Langella has won four Tony Awards—two for Best Leading Actor in a Play and two for Best Featured Actor in a Play. He was nominated for an Academy Award for Frost/Nixon. He has also been nominated for three other Tony Awards, two Golden Globe Awards, four Screen Actors Guild Awards (winning once), a British Academy Film Award and two Obie Awards (winning both times).
Langella has a reputation for speaking his mind. In an interview with Indiewire in February 2021, he commented forthrightly about Hoffman, the reactionary judge who presided over the trial of the Chicago 7. “He was a shit,” Langella told Indiewire. “He had no redeeming qualities at all. Usually when I play a villain I try to find one, but I couldn’t find one. He knew on the first day he was going to convict, no question. I dismissed any humanity... There are men like this, more than we like to know, who have grown up with all sorts of ideas about who to defend and protect. They use their position to cover what is venal and dishonest and cruel behavior, and they do it in the name of whatever they think they stand for.”
In an amusing and insightful memoir Dropped Names: Famous Men and Women As I Knew Them (2012), Langella shared recollections about Richard Burton, Rita Hayworth, Anthony Perkins, George C. Scott, Alan Bates, Anne Bancroft, Gilbert Roland, Paul Newman, Tony Curtis, Ida Lupino, Robert Mitchum and many other performers. The actor displays genuine wit and humanity in his discussions of the various personalities, some of them damaged, some of them seriously tormented.
Ada Calhoun, reviewing the memoir for the New York Times Book Review, commented that “Langella’s book celebrated sluttiness as a worthy—even noble—way of life. There was so much happy sexuality in this book that reading it was like being flirted with for a whole party by the hottest person in the room. It was no wonder Langella was invited everywhere.” Calhoun exaggerates, but Langella is undoubtedly not someone likely to fit in to the current Victorian/Puritan atmosphere that officially prevails in America.

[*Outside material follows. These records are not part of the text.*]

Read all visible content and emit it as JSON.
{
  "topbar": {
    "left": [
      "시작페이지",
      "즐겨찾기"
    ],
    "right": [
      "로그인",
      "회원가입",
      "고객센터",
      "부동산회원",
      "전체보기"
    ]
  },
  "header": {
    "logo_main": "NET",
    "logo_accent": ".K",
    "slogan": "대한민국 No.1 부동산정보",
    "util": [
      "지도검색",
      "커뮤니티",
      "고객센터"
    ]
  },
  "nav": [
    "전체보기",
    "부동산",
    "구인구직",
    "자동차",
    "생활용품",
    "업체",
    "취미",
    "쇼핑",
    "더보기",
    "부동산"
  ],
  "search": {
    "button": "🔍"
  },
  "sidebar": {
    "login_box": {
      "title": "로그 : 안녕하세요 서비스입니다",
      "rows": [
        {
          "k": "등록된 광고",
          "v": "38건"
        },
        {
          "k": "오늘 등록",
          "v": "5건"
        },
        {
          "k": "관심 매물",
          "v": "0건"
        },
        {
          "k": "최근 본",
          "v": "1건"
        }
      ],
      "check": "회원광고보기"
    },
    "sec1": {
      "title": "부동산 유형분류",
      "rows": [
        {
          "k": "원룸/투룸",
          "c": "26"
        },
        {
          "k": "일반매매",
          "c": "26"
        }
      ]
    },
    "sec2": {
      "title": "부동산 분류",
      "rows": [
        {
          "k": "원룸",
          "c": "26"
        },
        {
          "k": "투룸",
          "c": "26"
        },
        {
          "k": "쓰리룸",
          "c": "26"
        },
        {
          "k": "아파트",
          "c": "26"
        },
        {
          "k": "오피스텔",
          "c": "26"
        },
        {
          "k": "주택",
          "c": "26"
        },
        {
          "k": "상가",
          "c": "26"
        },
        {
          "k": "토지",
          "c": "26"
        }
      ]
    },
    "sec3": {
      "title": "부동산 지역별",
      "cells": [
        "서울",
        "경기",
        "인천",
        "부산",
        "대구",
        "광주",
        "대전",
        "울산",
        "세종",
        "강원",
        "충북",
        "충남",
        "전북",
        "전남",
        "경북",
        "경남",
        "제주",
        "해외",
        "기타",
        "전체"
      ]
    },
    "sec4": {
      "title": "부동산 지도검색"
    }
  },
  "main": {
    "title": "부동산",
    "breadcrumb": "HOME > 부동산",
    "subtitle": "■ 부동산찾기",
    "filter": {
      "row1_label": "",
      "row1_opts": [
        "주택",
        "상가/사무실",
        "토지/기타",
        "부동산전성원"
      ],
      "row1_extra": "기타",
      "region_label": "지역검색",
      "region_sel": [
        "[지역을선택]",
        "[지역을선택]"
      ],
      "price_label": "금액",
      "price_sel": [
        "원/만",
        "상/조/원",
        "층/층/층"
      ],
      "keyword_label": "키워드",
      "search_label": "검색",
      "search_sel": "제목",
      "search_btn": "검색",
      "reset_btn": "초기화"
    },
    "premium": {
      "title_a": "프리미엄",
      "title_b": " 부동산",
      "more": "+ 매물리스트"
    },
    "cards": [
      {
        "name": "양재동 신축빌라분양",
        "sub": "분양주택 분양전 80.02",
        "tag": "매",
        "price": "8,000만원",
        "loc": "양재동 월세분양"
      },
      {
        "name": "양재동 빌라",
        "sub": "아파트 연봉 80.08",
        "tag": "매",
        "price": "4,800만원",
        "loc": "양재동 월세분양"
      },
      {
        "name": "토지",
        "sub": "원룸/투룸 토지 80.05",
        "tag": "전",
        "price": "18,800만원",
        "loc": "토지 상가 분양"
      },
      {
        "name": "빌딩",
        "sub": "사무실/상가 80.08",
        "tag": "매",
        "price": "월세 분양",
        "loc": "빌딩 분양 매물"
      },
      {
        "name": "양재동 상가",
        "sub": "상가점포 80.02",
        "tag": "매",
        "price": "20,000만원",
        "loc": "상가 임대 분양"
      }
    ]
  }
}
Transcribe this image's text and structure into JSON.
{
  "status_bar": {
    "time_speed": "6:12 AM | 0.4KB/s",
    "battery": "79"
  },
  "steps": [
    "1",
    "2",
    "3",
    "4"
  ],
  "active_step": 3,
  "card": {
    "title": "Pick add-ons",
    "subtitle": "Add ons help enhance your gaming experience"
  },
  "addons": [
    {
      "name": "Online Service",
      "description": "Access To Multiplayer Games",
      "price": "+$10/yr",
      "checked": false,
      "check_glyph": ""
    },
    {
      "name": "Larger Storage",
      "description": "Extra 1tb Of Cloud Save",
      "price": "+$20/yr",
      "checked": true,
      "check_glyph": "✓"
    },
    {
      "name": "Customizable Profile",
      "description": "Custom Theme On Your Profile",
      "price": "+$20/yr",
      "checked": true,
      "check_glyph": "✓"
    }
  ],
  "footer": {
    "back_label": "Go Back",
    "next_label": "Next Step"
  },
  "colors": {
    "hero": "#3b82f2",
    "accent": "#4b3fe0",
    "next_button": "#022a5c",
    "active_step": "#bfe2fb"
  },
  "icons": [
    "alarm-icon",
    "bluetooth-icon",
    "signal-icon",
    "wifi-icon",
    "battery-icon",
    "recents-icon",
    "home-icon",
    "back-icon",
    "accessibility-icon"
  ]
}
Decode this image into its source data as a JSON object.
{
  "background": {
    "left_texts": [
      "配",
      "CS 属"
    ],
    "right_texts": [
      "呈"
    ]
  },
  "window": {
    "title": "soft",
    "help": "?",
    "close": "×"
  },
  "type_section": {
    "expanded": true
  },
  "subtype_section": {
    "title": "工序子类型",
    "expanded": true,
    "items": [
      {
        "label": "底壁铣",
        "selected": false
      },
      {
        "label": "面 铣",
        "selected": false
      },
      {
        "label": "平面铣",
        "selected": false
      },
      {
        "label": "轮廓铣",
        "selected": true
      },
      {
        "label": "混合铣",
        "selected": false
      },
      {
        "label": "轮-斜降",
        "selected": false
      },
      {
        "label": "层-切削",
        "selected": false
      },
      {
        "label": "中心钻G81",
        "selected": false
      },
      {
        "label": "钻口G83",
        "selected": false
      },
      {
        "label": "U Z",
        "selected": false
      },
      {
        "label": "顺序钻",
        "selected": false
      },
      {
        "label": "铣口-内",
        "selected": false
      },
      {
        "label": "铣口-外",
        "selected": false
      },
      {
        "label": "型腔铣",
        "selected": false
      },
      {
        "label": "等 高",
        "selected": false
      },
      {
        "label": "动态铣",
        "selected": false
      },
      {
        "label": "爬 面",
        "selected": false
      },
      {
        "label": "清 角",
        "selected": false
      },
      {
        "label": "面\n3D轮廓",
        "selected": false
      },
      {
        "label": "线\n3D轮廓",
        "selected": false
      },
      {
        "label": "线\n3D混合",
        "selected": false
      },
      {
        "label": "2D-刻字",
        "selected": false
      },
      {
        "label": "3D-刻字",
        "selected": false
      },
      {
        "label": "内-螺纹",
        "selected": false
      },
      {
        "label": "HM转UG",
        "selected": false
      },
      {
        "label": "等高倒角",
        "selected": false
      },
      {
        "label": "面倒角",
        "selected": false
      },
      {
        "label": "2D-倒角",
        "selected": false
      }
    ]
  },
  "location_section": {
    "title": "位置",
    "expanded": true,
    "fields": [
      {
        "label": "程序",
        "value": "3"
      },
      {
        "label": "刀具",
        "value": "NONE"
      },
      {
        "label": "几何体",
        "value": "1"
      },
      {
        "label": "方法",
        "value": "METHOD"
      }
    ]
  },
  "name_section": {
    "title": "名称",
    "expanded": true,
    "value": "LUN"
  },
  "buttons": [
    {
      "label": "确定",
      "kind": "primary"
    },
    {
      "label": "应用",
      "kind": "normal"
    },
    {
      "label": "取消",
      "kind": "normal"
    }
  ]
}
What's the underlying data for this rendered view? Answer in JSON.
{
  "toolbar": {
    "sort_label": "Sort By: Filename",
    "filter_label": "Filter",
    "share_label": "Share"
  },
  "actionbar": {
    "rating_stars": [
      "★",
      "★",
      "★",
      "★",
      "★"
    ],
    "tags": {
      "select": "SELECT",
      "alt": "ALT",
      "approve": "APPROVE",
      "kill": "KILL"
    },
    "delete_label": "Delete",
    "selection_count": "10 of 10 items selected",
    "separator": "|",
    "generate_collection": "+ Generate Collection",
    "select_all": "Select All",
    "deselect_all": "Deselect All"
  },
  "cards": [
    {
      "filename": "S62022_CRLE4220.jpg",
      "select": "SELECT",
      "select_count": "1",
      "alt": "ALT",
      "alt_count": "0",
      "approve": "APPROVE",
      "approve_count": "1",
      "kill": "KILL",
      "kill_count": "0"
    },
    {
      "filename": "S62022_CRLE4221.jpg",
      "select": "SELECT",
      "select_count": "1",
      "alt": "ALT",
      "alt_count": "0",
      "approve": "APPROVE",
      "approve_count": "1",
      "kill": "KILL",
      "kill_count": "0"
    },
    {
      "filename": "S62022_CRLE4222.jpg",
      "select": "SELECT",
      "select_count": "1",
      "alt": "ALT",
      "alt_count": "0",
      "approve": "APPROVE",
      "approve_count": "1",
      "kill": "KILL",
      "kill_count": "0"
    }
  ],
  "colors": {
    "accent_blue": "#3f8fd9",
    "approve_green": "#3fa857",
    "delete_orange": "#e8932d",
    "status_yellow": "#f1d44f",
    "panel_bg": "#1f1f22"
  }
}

Langella joins the long list of important actors, musicians, comedians and others whom the middle class witch-hunters have targeted, including Kevin Spacey, Jeffrey Tambor, Geoffrey Rush, James Franco, Johnny Depp, James Levine, Charles Dutoit, Louis C.K. and more.
In a development related to the #MeToo campaign, Spacey’s lawyers have asked a judge to throw out actor Anthony Rapp’s sex abuse lawsuit, asserting that the allegations about Spacey’s conduct at a party in 1980 were false and that the incident never occurred.
Spacey has been persona non grata since Rapp’s allegations were made public in late October 2017. Netflix played a cowardly role in this case as well, firing the prominent performer from the popular series House of Cards (2013-17).
As the WSWS wrote at the time: “We live once again in an era of denunciations, which have the power to wreck lives overnight. And everyone is expected to chime in. Those who do not do so become suspect themselves and are liable to be denounced. Careers, status and wealth are on the line. The threat of being out of the limelight terrifies actors, directors and producers in the US perhaps more than anything.
“In the official narrative, there is an almost complete absence of understanding and elementary sympathy. The accused is a criminal, a monster, who must be destroyed.”
A criminal case brought against Spacey from an indecent assault and battery charge of allegedly groping an 18-year-old man at a Nantucket resort fell apart ignominiously in 2019.
Now Langella has fallen victim to the same foul process.